TO DO – Select from the data all lines with the word "JSON".

┌────────

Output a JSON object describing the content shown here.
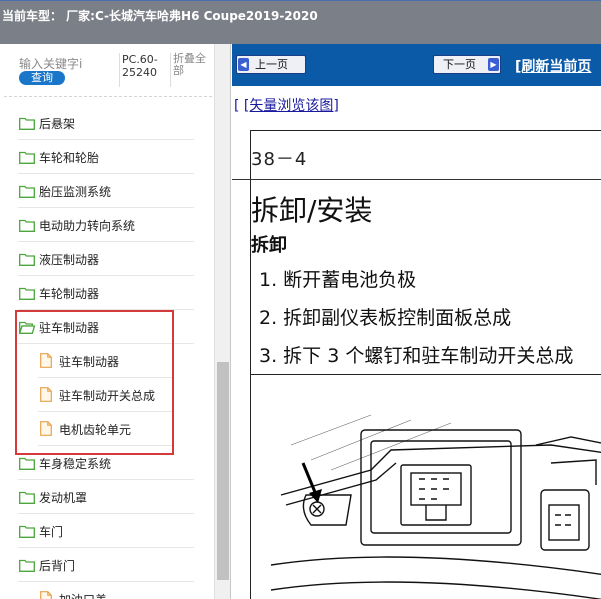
{
  "window": {
    "title": "当前车型：  厂家:C-长城汽车哈弗H6 Coupe2019-2020"
  },
  "sidebar": {
    "search": {
      "placeholder": "输入关键字i",
      "button_label": "查询"
    },
    "pc_code": "PC.60-25240",
    "collapse_all_label": "折叠全部",
    "tree": [
      {
        "type": "folder",
        "label": "后悬架"
      },
      {
        "type": "folder",
        "label": "车轮和轮胎"
      },
      {
        "type": "folder",
        "label": "胎压监测系统"
      },
      {
        "type": "folder",
        "label": "电动助力转向系统"
      },
      {
        "type": "folder",
        "label": "液压制动器"
      },
      {
        "type": "folder",
        "label": "车轮制动器"
      },
      {
        "type": "folder-open",
        "label": "驻车制动器"
      },
      {
        "type": "doc",
        "label": "驻车制动器"
      },
      {
        "type": "doc",
        "label": "驻车制动开关总成"
      },
      {
        "type": "doc",
        "label": "电机齿轮单元"
      },
      {
        "type": "folder",
        "label": "车身稳定系统"
      },
      {
        "type": "folder",
        "label": "发动机罩"
      },
      {
        "type": "folder",
        "label": "车门"
      },
      {
        "type": "folder",
        "label": "后背门"
      },
      {
        "type": "doc",
        "label": "加油口盖"
      }
    ],
    "highlight_color": "#d43a3a"
  },
  "toolbar": {
    "prev_label": "上一页",
    "next_label": "下一页",
    "refresh_label": "[刷新当前页"
  },
  "content": {
    "vector_link_prefix": "[",
    "vector_link_label": "[矢量浏览该图]",
    "page_number": "38－4",
    "title": "拆卸/安装",
    "section": "拆卸",
    "steps": [
      "1.  断开蓄电池负极",
      "2.  拆卸副仪表板控制面板总成",
      "3.  拆下 3 个螺钉和驻车制动开关总成"
    ]
  },
  "colors": {
    "topbar": "#7b7f87",
    "navbar": "#0b5aa8",
    "search_button": "#1976c8",
    "folder_icon": "#4aa63a",
    "doc_icon": "#e8a24a"
  }
}
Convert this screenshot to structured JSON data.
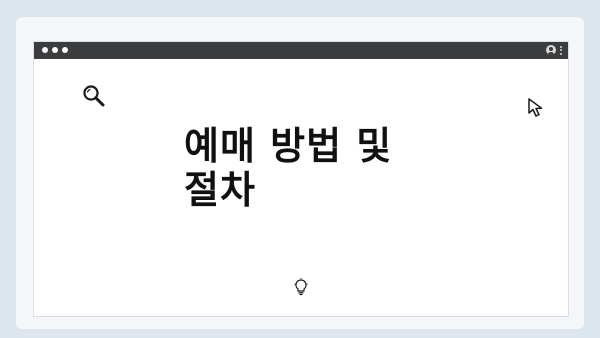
{
  "headline": {
    "line1": "예매 방법 및",
    "line2": "절차"
  },
  "icons": {
    "search": "search-icon",
    "cursor": "cursor-arrow-icon",
    "lightbulb": "lightbulb-icon",
    "user": "user-icon",
    "menu": "kebab-menu-icon"
  },
  "colors": {
    "background": "#dde5ee",
    "card": "#f4f6f9",
    "titlebar": "#3b3c3e",
    "window": "#ffffff",
    "text": "#111111"
  }
}
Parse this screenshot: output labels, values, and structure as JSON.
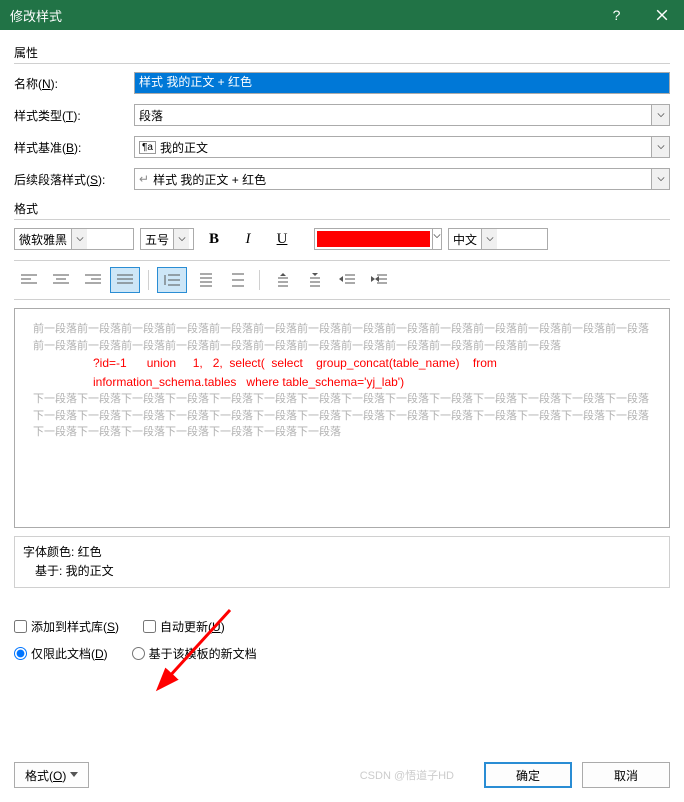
{
  "titlebar": {
    "title": "修改样式"
  },
  "sections": {
    "properties": "属性",
    "format": "格式"
  },
  "labels": {
    "name": "名称(",
    "name_key": "N",
    "name_suffix": "):",
    "style_type": "样式类型(",
    "style_type_key": "T",
    "style_type_suffix": "):",
    "style_base": "样式基准(",
    "style_base_key": "B",
    "style_base_suffix": "):",
    "next_style": "后续段落样式(",
    "next_style_key": "S",
    "next_style_suffix": "):"
  },
  "values": {
    "name": "样式 我的正文 + 红色",
    "style_type": "段落",
    "style_base": "我的正文",
    "next_style": "样式 我的正文 + 红色",
    "font_name": "微软雅黑",
    "font_size": "五号",
    "language": "中文",
    "color": "#ff0000"
  },
  "fmt_btns": {
    "bold": "B",
    "italic": "I",
    "underline": "U"
  },
  "preview": {
    "before": "前一段落前一段落前一段落前一段落前一段落前一段落前一段落前一段落前一段落前一段落前一段落前一段落前一段落前一段落前一段落前一段落前一段落前一段落前一段落前一段落前一段落前一段落前一段落前一段落前一段落前一段落",
    "red_text": "?id=-1      union     1,   2,  select(  select    group_concat(table_name)    from information_schema.tables   where table_schema='yj_lab')",
    "after": "下一段落下一段落下一段落下一段落下一段落下一段落下一段落下一段落下一段落下一段落下一段落下一段落下一段落下一段落下一段落下一段落下一段落下一段落下一段落下一段落下一段落下一段落下一段落下一段落下一段落下一段落下一段落下一段落下一段落下一段落下一段落下一段落下一段落下一段落下一段落"
  },
  "desc": {
    "line1": "字体颜色: 红色",
    "line2": "基于: 我的正文"
  },
  "options": {
    "add_to_lib": "添加到样式库(",
    "add_to_lib_key": "S",
    "add_to_lib_suffix": ")",
    "auto_update": "自动更新(",
    "auto_update_key": "U",
    "auto_update_suffix": ")",
    "only_doc": "仅限此文档(",
    "only_doc_key": "D",
    "only_doc_suffix": ")",
    "template_new": "基于该模板的新文档"
  },
  "footer": {
    "format_btn": "格式(",
    "format_btn_key": "O",
    "format_btn_suffix": ")",
    "ok": "确定",
    "cancel": "取消"
  },
  "watermark": "CSDN @悟道子HD"
}
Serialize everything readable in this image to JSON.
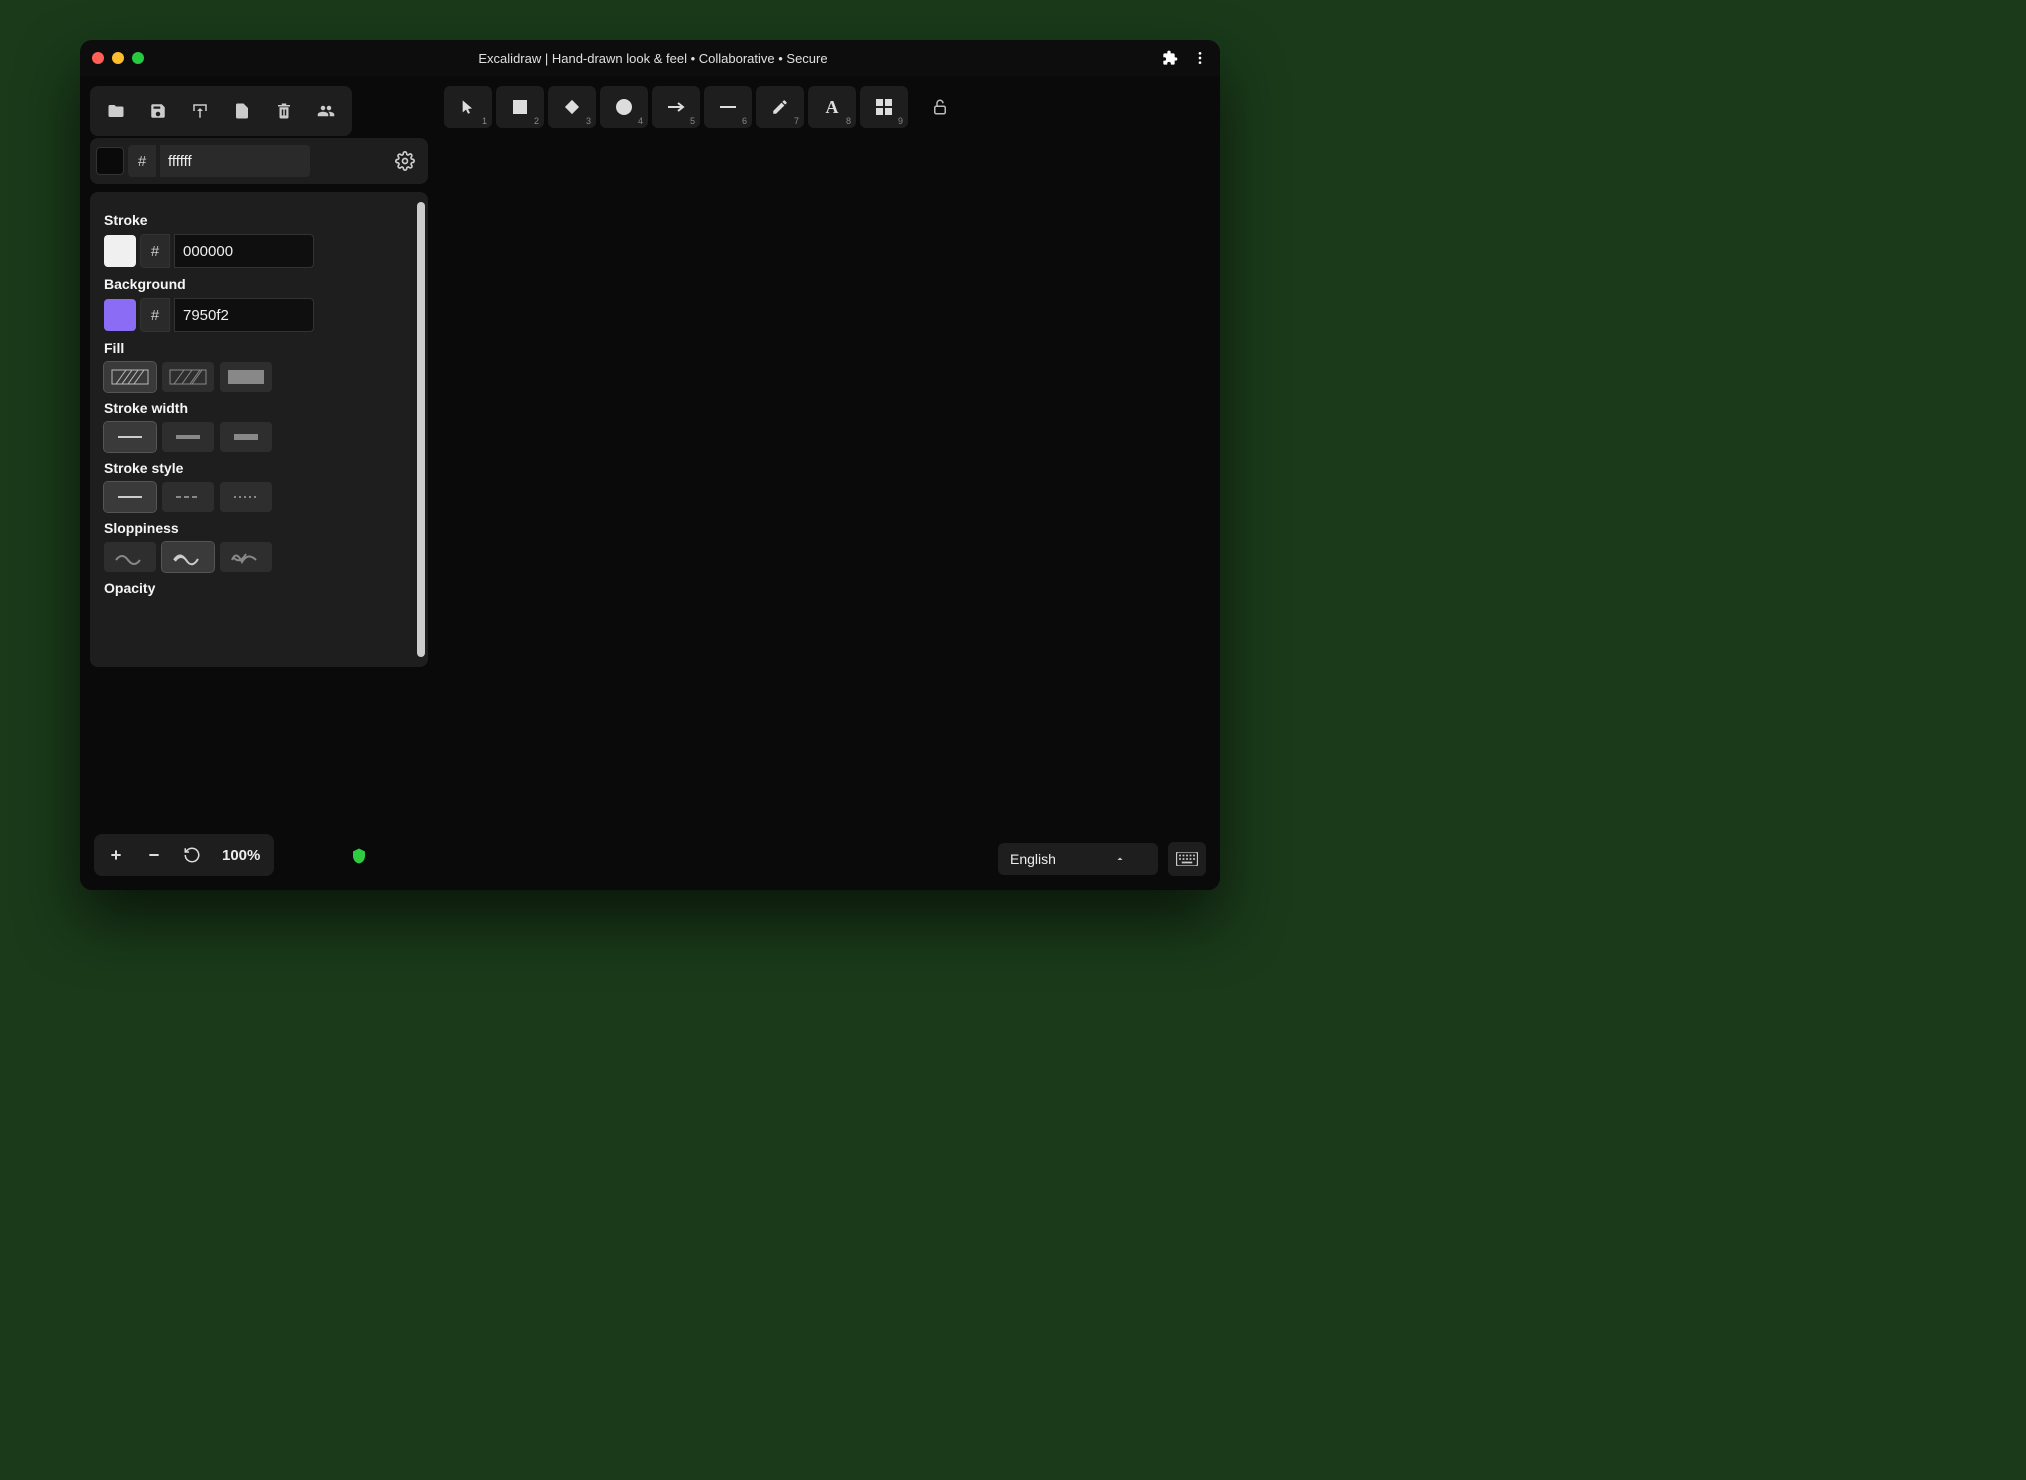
{
  "window": {
    "title": "Excalidraw | Hand-drawn look & feel • Collaborative • Secure"
  },
  "file_toolbar": {
    "open": "open",
    "save": "save",
    "export": "export",
    "import": "import",
    "trash": "trash",
    "collab": "collab"
  },
  "canvas_bg": {
    "hash": "#",
    "value": "ffffff"
  },
  "props": {
    "stroke_label": "Stroke",
    "stroke_color": {
      "hash": "#",
      "value": "000000",
      "swatch": "#f0f0f0"
    },
    "bg_label": "Background",
    "bg_color": {
      "hash": "#",
      "value": "7950f2",
      "swatch": "#7950f2"
    },
    "fill_label": "Fill",
    "stroke_width_label": "Stroke width",
    "stroke_style_label": "Stroke style",
    "sloppy_label": "Sloppiness",
    "opacity_label": "Opacity"
  },
  "tools": [
    {
      "name": "selection",
      "num": "1"
    },
    {
      "name": "rectangle",
      "num": "2"
    },
    {
      "name": "diamond",
      "num": "3"
    },
    {
      "name": "ellipse",
      "num": "4"
    },
    {
      "name": "arrow",
      "num": "5"
    },
    {
      "name": "line",
      "num": "6"
    },
    {
      "name": "draw",
      "num": "7"
    },
    {
      "name": "text",
      "num": "8"
    },
    {
      "name": "grid",
      "num": "9"
    }
  ],
  "zoom": {
    "level": "100%"
  },
  "language": {
    "selected": "English"
  }
}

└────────

WORKED SOLUTION –
Output a JSON object describing the content shown here.
Convert this screenshot to structured JSON data.
Parse this screenshot: output labels, values, and structure as JSON.
Serialize everything readable in this image to JSON.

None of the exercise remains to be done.